*** Records supplied ***

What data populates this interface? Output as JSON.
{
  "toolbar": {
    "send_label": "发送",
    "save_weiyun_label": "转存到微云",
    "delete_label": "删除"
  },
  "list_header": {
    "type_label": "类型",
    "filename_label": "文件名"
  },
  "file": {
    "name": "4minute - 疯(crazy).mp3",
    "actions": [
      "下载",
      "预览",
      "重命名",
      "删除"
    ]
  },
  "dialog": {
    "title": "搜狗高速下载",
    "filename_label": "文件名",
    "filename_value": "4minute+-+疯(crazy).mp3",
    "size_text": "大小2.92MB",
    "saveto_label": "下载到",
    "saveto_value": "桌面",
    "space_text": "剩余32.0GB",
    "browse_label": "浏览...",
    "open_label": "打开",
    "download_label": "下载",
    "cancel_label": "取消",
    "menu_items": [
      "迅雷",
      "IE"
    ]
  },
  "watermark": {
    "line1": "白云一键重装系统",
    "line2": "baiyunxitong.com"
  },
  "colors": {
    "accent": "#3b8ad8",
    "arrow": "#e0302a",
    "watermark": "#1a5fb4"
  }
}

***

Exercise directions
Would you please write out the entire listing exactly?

Answer to this exercise
What data populates this interface? Output as JSON.
{
  "toolbar": {
    "send_label": "发送",
    "save_weiyun_label": "转存到微云",
    "delete_label": "删除"
  },
  "list_header": {
    "type_label": "类型",
    "filename_label": "文件名"
  },
  "file": {
    "name": "4minute - 疯(crazy).mp3",
    "actions": [
      "下载",
      "预览",
      "重命名",
      "删除"
    ]
  },
  "dialog": {
    "title": "搜狗高速下载",
    "filename_label": "文件名",
    "filename_value": "4minute+-+疯(crazy).mp3",
    "size_text": "大小2.92MB",
    "saveto_label": "下载到",
    "saveto_value": "桌面",
    "space_text": "剩余32.0GB",
    "browse_label": "浏览...",
    "open_label": "打开",
    "download_label": "下载",
    "cancel_label": "取消",
    "menu_items": [
      "迅雷",
      "IE"
    ]
  },
  "watermark": {
    "line1": "白云一键重装系统",
    "line2": "baiyunxitong.com"
  },
  "colors": {
    "accent": "#3b8ad8",
    "arrow": "#e0302a",
    "watermark": "#1a5fb4"
  }
}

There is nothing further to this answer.